As it continues to piece together its fall broadcast schedule, NBC on Wednesday closed the books on one of its freshman dramas.
NBC has elected not to renew the sudsy midseason drama Deception, making it the third new scripted series the network has canceled since the season began. Three months after putting the veterinarian sitcom Animal Practice to sleep, NBC in February put the kibosh on the Jekyll-and-Hyde psychodrama Do No Harm.
Actress Meagan Good, who played the lead role on Deception (Det. Joanna Locasto), confirmed the cancelation early Wednesday evening. In a WhoSay post linked to her Twitter account, Good wrote, “I'm sorry everyone... I just wanted to let you know that NBC has decided not to renew DECEPTION... and I just wanted you guys to hear from me first...” Good went on to thank her fans for their support before closing out with a nod to the network: “Thank you NBC for the Opportunity—I'm definitely better for it!”

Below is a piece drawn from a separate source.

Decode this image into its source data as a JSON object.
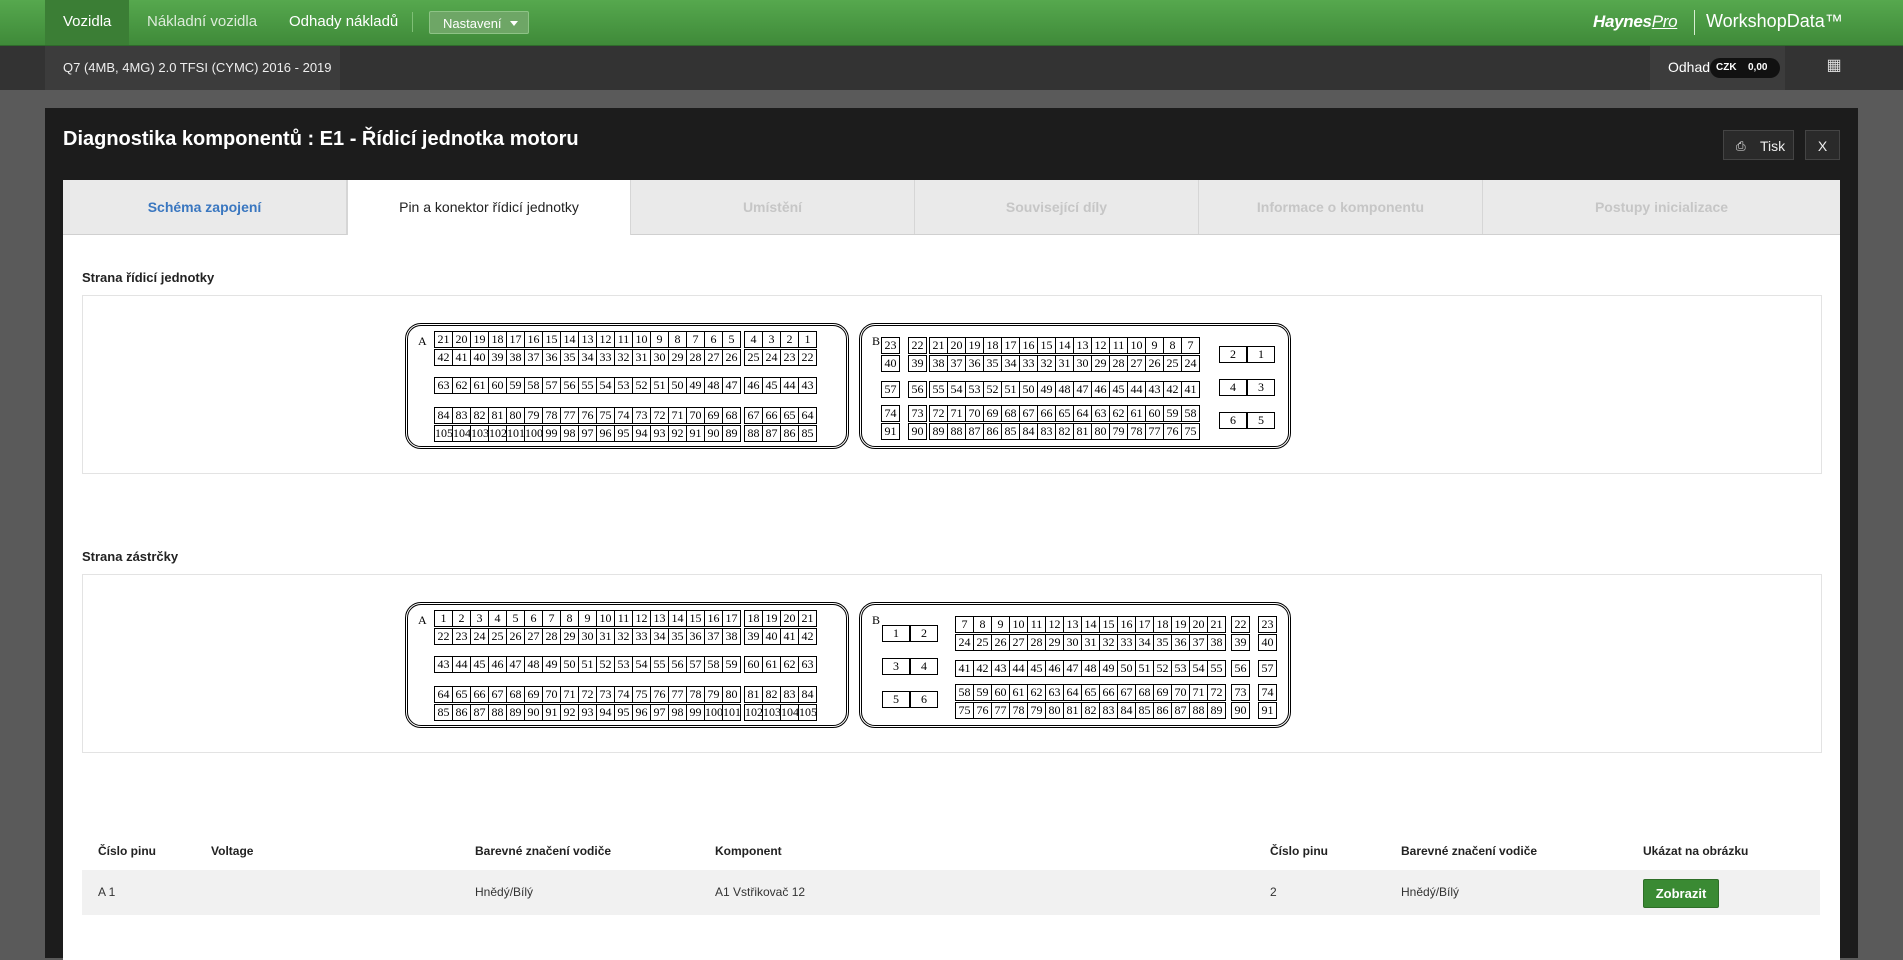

Premiering Jan. 7 in place of the on-hiatus newcomer Revolution, Deception bowed to 5.66 million viewers and a 2.0 rating in the 18-49 demo. The show never really caught on with viewers, averaging just 3.63 million viewers and a 1.3 in the dollar demo over the course of 11 episodes.
Unlike Revolution, Deception wasn’t afforded the luxury of a cushy lead-in. Per Nielsen live-plus-same-day data, The Biggest Loser drew roughly half the audience of The Voice.

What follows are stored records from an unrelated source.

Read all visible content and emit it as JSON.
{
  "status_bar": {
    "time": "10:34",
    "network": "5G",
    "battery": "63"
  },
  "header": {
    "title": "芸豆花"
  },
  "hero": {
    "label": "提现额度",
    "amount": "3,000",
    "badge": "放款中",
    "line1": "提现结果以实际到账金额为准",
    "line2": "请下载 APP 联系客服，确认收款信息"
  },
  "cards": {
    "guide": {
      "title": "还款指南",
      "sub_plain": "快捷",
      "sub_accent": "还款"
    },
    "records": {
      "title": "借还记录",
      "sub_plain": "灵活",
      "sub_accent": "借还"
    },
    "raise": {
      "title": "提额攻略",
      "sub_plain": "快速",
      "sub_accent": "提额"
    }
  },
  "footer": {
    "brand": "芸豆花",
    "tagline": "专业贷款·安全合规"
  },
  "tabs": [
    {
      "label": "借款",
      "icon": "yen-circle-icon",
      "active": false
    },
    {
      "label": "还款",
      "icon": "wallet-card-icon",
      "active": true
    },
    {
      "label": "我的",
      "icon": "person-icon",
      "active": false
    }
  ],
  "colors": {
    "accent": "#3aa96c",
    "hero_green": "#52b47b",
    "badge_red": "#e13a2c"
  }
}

Deception was one of the season’s more economical buys. According to SQAD NetCosts data, the show commanded an average unit cost of around $70,000 per 30-second spot.
NBC is also said to have passed on a number of pilots that were in contention for a spot in its 2013-14 lineup. Among these are the Charlize Theron period drama Hatfields & McCoys and The Sixth Gun, a supernatural western helmed by Lost’s Carlton Cuse.
NBC will be the first to lay out its fall broadcast schedule, presenting to media buyers and clients on Monday, May 13, at 11 a.m. EDT.